A summary of some important themes that emerged at this year’s show, from the (sometimes unspoken) impact of microservices software architectures on innovation and freedom of technology choice, to the stampede to offer set-top boxes based on Android OS and the emergence of voice presence and conversational UIs. Perhaps more importantly, the threads of the next ‘big-bang’ are starting to become visible.
The latest research from the Pay TV Innovation Forum, based on a survey of Pay TV and content owner executives, suggests more innovation could raise $20 billion a year for the TV industry. Whatever the exact figure, executives are already focusing more on innovation, fearful of increased competition and slower growth.
The cloud is already revolutionising video operations but its full potential is rarely harnessed. Microservices architectures change that. Video processing and media workflow software is not just virtualized – it is re-architected for life in the cloud, making television super-agile at lower cost. Videonet has been exploring the ‘what’, ‘why’, ‘when’ and ‘why not’ of microservices-based TV operations.
This autumn the company will start selling a high-end soundbox that is co-branded with Devialet. It has special modes that automatically refine the sound if you are watching TV via a Sky Q set-top box. There is an opportunity (and perhaps a growing imperative) for Pay TV operators to expand their CPE presence in homes.
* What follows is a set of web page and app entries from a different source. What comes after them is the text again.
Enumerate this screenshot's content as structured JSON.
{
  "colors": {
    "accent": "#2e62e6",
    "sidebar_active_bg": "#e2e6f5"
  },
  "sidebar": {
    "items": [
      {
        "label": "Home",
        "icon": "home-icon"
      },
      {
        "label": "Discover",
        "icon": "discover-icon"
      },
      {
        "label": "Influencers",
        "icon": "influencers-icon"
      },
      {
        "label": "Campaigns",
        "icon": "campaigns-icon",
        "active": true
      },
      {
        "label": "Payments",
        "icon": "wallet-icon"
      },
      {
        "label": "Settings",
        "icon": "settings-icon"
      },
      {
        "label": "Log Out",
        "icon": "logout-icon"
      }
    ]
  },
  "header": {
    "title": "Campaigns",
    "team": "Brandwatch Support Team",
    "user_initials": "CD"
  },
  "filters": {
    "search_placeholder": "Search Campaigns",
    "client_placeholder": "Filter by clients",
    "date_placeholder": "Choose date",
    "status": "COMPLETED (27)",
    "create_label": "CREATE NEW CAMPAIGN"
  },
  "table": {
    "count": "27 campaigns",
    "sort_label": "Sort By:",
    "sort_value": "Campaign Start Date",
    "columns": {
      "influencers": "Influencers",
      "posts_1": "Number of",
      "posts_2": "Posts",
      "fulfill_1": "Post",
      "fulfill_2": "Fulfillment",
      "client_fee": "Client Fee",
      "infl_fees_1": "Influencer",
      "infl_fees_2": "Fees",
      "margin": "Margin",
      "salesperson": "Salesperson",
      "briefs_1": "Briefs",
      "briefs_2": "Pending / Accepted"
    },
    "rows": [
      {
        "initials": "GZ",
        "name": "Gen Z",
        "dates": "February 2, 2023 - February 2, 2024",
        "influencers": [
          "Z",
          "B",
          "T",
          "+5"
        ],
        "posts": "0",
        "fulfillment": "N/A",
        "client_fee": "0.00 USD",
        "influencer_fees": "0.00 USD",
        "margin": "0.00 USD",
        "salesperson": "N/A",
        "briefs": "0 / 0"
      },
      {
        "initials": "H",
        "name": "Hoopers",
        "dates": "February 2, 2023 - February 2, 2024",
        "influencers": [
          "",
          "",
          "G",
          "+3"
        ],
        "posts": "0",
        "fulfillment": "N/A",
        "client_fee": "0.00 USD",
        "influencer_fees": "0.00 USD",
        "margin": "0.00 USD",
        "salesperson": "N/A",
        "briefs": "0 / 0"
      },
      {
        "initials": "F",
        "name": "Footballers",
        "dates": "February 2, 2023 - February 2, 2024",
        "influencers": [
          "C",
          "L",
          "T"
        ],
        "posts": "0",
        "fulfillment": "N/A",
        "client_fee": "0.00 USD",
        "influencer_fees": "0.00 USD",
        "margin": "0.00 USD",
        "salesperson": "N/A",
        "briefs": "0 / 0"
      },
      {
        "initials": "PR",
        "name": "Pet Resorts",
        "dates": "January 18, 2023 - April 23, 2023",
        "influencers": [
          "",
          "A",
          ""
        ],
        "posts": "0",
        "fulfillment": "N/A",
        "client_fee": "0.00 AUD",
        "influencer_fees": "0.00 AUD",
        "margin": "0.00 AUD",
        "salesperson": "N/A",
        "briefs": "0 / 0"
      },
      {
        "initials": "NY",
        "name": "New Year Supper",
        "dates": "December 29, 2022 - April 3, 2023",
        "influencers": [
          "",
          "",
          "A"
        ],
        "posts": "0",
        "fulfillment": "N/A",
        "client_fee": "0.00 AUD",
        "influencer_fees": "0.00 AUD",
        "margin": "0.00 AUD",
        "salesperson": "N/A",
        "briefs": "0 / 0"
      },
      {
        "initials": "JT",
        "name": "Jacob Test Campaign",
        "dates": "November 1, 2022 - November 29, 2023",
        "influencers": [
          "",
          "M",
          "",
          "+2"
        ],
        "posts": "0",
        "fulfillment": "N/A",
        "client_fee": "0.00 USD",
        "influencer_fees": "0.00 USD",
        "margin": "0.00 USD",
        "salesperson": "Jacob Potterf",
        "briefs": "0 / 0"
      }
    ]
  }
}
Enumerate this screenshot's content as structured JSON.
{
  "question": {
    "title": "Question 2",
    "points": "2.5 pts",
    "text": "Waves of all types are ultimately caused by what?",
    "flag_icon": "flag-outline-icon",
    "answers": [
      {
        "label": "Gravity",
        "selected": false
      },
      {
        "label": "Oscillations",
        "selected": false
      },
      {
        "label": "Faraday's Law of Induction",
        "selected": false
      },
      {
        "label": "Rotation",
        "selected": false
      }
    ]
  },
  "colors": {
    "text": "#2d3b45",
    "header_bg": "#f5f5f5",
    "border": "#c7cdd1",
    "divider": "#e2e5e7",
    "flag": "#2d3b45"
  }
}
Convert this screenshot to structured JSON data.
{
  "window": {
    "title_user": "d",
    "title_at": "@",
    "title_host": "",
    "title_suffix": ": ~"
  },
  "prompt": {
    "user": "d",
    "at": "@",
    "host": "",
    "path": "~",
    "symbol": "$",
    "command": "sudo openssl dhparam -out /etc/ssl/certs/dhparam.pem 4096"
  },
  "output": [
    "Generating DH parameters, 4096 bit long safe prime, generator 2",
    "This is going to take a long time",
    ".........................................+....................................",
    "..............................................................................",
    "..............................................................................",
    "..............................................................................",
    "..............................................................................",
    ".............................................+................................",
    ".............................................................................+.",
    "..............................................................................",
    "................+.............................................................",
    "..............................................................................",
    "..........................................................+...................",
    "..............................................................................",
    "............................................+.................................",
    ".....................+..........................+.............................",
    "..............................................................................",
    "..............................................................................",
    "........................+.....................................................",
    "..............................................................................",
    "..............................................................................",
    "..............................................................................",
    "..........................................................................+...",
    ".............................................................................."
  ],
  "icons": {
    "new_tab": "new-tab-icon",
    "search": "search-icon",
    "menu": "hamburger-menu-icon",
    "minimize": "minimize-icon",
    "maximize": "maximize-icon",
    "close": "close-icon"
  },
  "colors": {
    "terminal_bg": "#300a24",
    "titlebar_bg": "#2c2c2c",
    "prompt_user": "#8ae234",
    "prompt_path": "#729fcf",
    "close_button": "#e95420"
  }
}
Sky is confident enough to take that step.
LG attracted attention at CES in January with a ‘wallpaper’ television display that abstracts all its processing and connectivity into a soundbar. There is no way to plug the Pay TV experience directly into the screen. Meanwhile service providers must stake a claim in the Alexa-style digital assistant ecosystem, possibly bundling their own mic and speaker into Wi-Fi extenders.
The IPTV giant has been using Zenterio OS for new set-top boxes in Romania, Hungary and Croatia. At OTE in Greece, Zenterio OS has been used to power a new hybrid platform and upgrade the legacy satellite STBs. Now Deutsche Telekom has deployed the software in Germany for its new ‘Start’ service.
Multicast ABR means you can stream popular live channels, including sports and 4K, across a managed CDN and keep a lid on bandwidth costs. Low-latency means multiscreen viewing, including on widescreen connected TV sets, feels like broadcast. Two of the hurdles have been cleared if you want to unify all video delivery around HTTP-ABR.
Do multiscreen providers operating their own virtualised platforms gain a ‘best-of-breed’ advantage?
Virtualisation has many benefits, starting with increased agility, but what about the argument that it will turbo-charge best-of-breed flexibility and give long-term competitive advantage to multiscreen providers who operate their own headends? Barry Flynn has been asking whether the theory stands up, and if the OVP managed operations alternative can compete.
The unified headend, which combines previously separate broadcast and multiscreen video processing platforms, is the natural next step for television operations and can have a significant impact on operations costs, agility and therefore competitiveness. Codec convergence and the performance of software-based video processing are leading media companies in this direction. A non-live shadow workflow can be used to prepare for the migration.
The new online video offer from Amazon represents a new kind of aggregator, a super-app that pulls together multiple subscription online services under a single brand, bill and user interface, with some content appearing a la carte for the first time. Analysts do not agree on the threat it poses to Pay TV, with one dismissing the likelihood of increased cord-cutting and another saying it threatens Sky’s dominance in the UK and Germany.